• [Provided records]:
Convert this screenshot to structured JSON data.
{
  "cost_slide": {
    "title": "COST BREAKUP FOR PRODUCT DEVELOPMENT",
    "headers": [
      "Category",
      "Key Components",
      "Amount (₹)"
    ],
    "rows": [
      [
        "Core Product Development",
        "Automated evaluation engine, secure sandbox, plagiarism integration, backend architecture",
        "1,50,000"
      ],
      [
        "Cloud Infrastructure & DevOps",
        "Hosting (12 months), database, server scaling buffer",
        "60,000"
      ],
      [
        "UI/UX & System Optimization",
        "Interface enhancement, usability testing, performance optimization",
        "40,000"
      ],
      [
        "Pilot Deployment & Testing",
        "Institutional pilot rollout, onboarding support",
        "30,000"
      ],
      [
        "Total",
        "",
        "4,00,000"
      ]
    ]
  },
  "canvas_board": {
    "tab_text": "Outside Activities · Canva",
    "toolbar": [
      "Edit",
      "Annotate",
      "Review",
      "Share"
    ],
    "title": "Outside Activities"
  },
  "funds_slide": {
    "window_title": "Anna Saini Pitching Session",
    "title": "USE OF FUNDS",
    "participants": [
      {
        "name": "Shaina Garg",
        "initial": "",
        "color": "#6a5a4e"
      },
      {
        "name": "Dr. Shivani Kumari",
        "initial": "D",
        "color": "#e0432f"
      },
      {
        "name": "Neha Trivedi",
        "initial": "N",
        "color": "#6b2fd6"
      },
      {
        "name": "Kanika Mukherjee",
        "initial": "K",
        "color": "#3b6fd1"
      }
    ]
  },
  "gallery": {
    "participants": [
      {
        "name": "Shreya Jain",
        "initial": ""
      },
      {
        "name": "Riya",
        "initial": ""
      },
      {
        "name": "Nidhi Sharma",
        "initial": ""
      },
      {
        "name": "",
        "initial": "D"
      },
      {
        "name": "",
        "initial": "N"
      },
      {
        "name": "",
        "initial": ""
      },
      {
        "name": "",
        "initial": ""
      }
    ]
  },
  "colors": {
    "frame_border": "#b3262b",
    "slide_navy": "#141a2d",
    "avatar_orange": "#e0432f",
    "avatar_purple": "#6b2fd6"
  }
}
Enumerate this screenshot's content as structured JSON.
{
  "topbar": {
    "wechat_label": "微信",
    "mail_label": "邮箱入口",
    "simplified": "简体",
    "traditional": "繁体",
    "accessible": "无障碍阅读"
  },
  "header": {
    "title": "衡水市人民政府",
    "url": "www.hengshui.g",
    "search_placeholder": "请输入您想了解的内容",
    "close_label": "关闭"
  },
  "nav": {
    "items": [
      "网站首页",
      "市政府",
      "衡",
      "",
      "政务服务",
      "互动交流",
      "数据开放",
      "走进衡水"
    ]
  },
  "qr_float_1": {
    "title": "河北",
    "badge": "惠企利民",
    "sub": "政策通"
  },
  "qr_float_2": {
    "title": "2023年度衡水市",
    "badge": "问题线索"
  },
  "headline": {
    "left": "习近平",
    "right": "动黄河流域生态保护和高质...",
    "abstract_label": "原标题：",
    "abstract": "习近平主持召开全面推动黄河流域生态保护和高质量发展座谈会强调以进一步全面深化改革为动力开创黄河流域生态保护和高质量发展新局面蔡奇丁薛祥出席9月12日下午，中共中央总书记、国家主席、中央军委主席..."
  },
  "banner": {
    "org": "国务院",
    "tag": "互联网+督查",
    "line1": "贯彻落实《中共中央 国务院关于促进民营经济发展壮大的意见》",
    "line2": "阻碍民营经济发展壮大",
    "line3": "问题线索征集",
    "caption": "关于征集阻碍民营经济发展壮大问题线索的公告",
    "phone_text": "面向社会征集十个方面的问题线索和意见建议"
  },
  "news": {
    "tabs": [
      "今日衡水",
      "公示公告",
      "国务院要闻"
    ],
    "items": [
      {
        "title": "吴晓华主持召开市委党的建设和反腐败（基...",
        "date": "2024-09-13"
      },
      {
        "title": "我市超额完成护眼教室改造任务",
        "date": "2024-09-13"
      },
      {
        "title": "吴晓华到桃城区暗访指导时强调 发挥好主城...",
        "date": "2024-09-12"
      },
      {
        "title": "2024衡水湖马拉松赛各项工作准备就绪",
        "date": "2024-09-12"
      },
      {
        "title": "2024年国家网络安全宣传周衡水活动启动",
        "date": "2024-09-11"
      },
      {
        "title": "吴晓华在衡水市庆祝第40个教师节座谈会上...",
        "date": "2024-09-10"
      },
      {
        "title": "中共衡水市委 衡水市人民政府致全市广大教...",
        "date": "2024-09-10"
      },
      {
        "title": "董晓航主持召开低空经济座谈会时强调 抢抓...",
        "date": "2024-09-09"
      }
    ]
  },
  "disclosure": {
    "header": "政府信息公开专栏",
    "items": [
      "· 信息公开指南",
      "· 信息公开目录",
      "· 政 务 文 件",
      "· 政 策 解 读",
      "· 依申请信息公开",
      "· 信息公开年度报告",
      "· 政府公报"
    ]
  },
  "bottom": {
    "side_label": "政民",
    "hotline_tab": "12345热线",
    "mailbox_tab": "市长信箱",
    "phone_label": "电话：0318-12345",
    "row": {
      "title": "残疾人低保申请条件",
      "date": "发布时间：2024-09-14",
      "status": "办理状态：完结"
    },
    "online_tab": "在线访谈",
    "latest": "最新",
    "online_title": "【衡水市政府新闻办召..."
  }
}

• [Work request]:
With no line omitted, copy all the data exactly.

• [Task answer]:
Convert this screenshot to structured JSON data.
{
  "cost_slide": {
    "title": "COST BREAKUP FOR PRODUCT DEVELOPMENT",
    "headers": [
      "Category",
      "Key Components",
      "Amount (₹)"
    ],
    "rows": [
      [
        "Core Product Development",
        "Automated evaluation engine, secure sandbox, plagiarism integration, backend architecture",
        "1,50,000"
      ],
      [
        "Cloud Infrastructure & DevOps",
        "Hosting (12 months), database, server scaling buffer",
        "60,000"
      ],
      [
        "UI/UX & System Optimization",
        "Interface enhancement, usability testing, performance optimization",
        "40,000"
      ],
      [
        "Pilot Deployment & Testing",
        "Institutional pilot rollout, onboarding support",
        "30,000"
      ],
      [
        "Total",
        "",
        "4,00,000"
      ]
    ]
  },
  "canvas_board": {
    "tab_text": "Outside Activities · Canva",
    "toolbar": [
      "Edit",
      "Annotate",
      "Review",
      "Share"
    ],
    "title": "Outside Activities"
  },
  "funds_slide": {
    "window_title": "Anna Saini Pitching Session",
    "title": "USE OF FUNDS",
    "participants": [
      {
        "name": "Shaina Garg",
        "initial": "",
        "color": "#6a5a4e"
      },
      {
        "name": "Dr. Shivani Kumari",
        "initial": "D",
        "color": "#e0432f"
      },
      {
        "name": "Neha Trivedi",
        "initial": "N",
        "color": "#6b2fd6"
      },
      {
        "name": "Kanika Mukherjee",
        "initial": "K",
        "color": "#3b6fd1"
      }
    ]
  },
  "gallery": {
    "participants": [
      {
        "name": "Shreya Jain",
        "initial": ""
      },
      {
        "name": "Riya",
        "initial": ""
      },
      {
        "name": "Nidhi Sharma",
        "initial": ""
      },
      {
        "name": "",
        "initial": "D"
      },
      {
        "name": "",
        "initial": "N"
      },
      {
        "name": "",
        "initial": ""
      },
      {
        "name": "",
        "initial": ""
      }
    ]
  },
  "colors": {
    "frame_border": "#b3262b",
    "slide_navy": "#141a2d",
    "avatar_orange": "#e0432f",
    "avatar_purple": "#6b2fd6"
  }
}
Enumerate this screenshot's content as structured JSON.
{
  "topbar": {
    "wechat_label": "微信",
    "mail_label": "邮箱入口",
    "simplified": "简体",
    "traditional": "繁体",
    "accessible": "无障碍阅读"
  },
  "header": {
    "title": "衡水市人民政府",
    "url": "www.hengshui.g",
    "search_placeholder": "请输入您想了解的内容",
    "close_label": "关闭"
  },
  "nav": {
    "items": [
      "网站首页",
      "市政府",
      "衡",
      "",
      "政务服务",
      "互动交流",
      "数据开放",
      "走进衡水"
    ]
  },
  "qr_float_1": {
    "title": "河北",
    "badge": "惠企利民",
    "sub": "政策通"
  },
  "qr_float_2": {
    "title": "2023年度衡水市",
    "badge": "问题线索"
  },
  "headline": {
    "left": "习近平",
    "right": "动黄河流域生态保护和高质...",
    "abstract_label": "原标题：",
    "abstract": "习近平主持召开全面推动黄河流域生态保护和高质量发展座谈会强调以进一步全面深化改革为动力开创黄河流域生态保护和高质量发展新局面蔡奇丁薛祥出席9月12日下午，中共中央总书记、国家主席、中央军委主席..."
  },
  "banner": {
    "org": "国务院",
    "tag": "互联网+督查",
    "line1": "贯彻落实《中共中央 国务院关于促进民营经济发展壮大的意见》",
    "line2": "阻碍民营经济发展壮大",
    "line3": "问题线索征集",
    "caption": "关于征集阻碍民营经济发展壮大问题线索的公告",
    "phone_text": "面向社会征集十个方面的问题线索和意见建议"
  },
  "news": {
    "tabs": [
      "今日衡水",
      "公示公告",
      "国务院要闻"
    ],
    "items": [
      {
        "title": "吴晓华主持召开市委党的建设和反腐败（基...",
        "date": "2024-09-13"
      },
      {
        "title": "我市超额完成护眼教室改造任务",
        "date": "2024-09-13"
      },
      {
        "title": "吴晓华到桃城区暗访指导时强调 发挥好主城...",
        "date": "2024-09-12"
      },
      {
        "title": "2024衡水湖马拉松赛各项工作准备就绪",
        "date": "2024-09-12"
      },
      {
        "title": "2024年国家网络安全宣传周衡水活动启动",
        "date": "2024-09-11"
      },
      {
        "title": "吴晓华在衡水市庆祝第40个教师节座谈会上...",
        "date": "2024-09-10"
      },
      {
        "title": "中共衡水市委 衡水市人民政府致全市广大教...",
        "date": "2024-09-10"
      },
      {
        "title": "董晓航主持召开低空经济座谈会时强调 抢抓...",
        "date": "2024-09-09"
      }
    ]
  },
  "disclosure": {
    "header": "政府信息公开专栏",
    "items": [
      "· 信息公开指南",
      "· 信息公开目录",
      "· 政 务 文 件",
      "· 政 策 解 读",
      "· 依申请信息公开",
      "· 信息公开年度报告",
      "· 政府公报"
    ]
  },
  "bottom": {
    "side_label": "政民",
    "hotline_tab": "12345热线",
    "mailbox_tab": "市长信箱",
    "phone_label": "电话：0318-12345",
    "row": {
      "title": "残疾人低保申请条件",
      "date": "发布时间：2024-09-14",
      "status": "办理状态：完结"
    },
    "online_tab": "在线访谈",
    "latest": "最新",
    "online_title": "【衡水市政府新闻办召..."
  }
}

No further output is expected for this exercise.